Trump seeks simple answers to complex questions. That’s been the view of those interviewed by Politico. The president’s inability to find those simple answers has frustrated him early in his term.

My sense is that Trump needs to buck up and get ready to understand the complexities of the job he sought — and then won!

He talked tough during the campaign. He “told it like it is,” in the words of those who voted for him. He bragged about doing for the country what he did for his business empire; he didn’t mention, of course, the many failures his business interests have produced.

The point, though, is that the massive federal government is a complex machine. It’s a labyrinth of agencies — some of which compete against each other. The president is the chief executive of the government, but he cannot run it like a CEO.

He must be a team player. He must learn to cajole, not coerce.

Will this president learn the lesson? Can he overcome the obstacles he didn’t see laying before him? Can this man actually learn to govern and run a government with which he had zero prior contact?

Believe it or not, I hope he succeeds.

I just am doubting he can rid himself of the temptation to “run the government like a business.”

GOP wonders: Is the president really one of us?

Donald J. Trump’s doubling down over whether Russian strongman Vladimir Putin deserves his “respect” has drawn criticism from expected and — in the eyes of some — unexpected sources.

The surprise seems to be coming from congressional Republicans who are none too happy with the president’s equating U.S. and Russian behavior.

Some have called Trump’s seeming defense of Putin’s history of murder and mayhem an indefensible position.

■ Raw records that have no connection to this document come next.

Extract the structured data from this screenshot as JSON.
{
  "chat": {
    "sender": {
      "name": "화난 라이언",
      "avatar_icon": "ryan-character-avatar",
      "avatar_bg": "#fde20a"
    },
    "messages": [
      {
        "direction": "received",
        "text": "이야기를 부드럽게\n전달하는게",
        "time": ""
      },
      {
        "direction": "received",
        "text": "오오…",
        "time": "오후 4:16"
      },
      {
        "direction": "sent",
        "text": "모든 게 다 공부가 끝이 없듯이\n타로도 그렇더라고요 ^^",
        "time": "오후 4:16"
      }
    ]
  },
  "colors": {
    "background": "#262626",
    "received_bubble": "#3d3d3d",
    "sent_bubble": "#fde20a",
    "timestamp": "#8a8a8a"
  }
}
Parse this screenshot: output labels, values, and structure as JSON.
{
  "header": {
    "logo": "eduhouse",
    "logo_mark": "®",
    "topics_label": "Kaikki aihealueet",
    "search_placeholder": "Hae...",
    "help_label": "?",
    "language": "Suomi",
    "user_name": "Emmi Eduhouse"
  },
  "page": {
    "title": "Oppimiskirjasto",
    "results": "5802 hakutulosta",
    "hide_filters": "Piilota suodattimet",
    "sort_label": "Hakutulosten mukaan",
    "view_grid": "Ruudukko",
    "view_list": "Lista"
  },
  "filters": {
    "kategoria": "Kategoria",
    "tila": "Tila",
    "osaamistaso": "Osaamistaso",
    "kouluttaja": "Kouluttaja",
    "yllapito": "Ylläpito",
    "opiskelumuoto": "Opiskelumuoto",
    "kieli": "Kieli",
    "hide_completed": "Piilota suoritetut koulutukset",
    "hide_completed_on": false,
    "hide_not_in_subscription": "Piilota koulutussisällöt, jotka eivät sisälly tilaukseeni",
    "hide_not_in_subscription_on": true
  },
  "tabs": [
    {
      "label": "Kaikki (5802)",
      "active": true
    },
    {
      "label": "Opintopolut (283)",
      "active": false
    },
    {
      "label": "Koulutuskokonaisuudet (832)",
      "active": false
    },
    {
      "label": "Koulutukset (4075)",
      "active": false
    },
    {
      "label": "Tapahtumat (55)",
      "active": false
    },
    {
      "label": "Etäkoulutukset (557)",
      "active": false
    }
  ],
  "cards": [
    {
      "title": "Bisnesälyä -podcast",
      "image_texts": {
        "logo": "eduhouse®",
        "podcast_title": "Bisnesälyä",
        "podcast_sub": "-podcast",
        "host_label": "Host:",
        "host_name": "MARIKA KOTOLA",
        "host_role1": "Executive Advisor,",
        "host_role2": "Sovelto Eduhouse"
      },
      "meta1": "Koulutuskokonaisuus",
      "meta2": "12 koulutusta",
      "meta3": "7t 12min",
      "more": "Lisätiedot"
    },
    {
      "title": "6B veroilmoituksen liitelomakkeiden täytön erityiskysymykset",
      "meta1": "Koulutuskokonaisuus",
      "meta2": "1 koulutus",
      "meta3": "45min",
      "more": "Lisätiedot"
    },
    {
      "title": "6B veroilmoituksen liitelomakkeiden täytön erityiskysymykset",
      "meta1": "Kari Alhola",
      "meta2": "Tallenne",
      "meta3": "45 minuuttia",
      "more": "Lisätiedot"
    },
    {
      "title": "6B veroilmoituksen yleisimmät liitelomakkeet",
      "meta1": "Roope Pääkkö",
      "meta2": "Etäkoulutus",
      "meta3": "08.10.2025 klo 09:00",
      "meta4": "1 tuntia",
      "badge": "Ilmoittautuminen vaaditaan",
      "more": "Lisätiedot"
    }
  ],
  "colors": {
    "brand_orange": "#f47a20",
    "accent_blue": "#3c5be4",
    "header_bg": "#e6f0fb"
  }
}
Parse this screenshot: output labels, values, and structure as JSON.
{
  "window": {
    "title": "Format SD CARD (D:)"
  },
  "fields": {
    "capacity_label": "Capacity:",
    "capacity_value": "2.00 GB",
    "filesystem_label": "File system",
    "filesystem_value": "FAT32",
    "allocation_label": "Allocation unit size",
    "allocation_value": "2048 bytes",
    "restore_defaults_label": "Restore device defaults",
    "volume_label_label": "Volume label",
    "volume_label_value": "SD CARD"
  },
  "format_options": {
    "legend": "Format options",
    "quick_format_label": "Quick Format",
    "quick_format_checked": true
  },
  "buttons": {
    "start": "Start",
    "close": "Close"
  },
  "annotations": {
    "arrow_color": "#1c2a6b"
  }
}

According to Politico: “He’s a thug,” Senate Majority Leader Mitch McConnell (R-Ky.) said of Putin on Sunday on CNN’s “State of the Union.” “The Russians annexed Crimea, invaded Ukraine and messed around in our elections. No, I don’t think there’s any equivalency between the way the Russians conduct themselves and the way the United States does.”

There’s also that issue of alleged murder of journalists and dissidents in Russia.

Trump’s interview with Fox News’s Bill O’Reilly has been broadcast tonight and it appears to illustrate quite graphically the president’s misplaced priorities in our geopolitical relationships. Putin is a bad guy, but the president wants the United States to “get along with Russia.”

Politico reported further: “I’m not going to critique the president’s every utterance,” the Senate leader said. “But I do think America is exceptional, America is different. We don’t operate in any way the way the Russians do. I think there’s a clear distinction here that all Americans understand, and I would not have characterized it that way.”

Trump doesn’t get it. He isn’t going to acknowledge the United States’ continued status as the greatest nation on Earth. He has vowed to “make America great again.” I would submit that giving the Russian thugs who run things in the Kremlin a pass on their behavior is no way to restore a level of greatness that’s not been lost.

Are the Republicans in Congress finally going to start asking themselves: Is this what we really want in a commander in chief?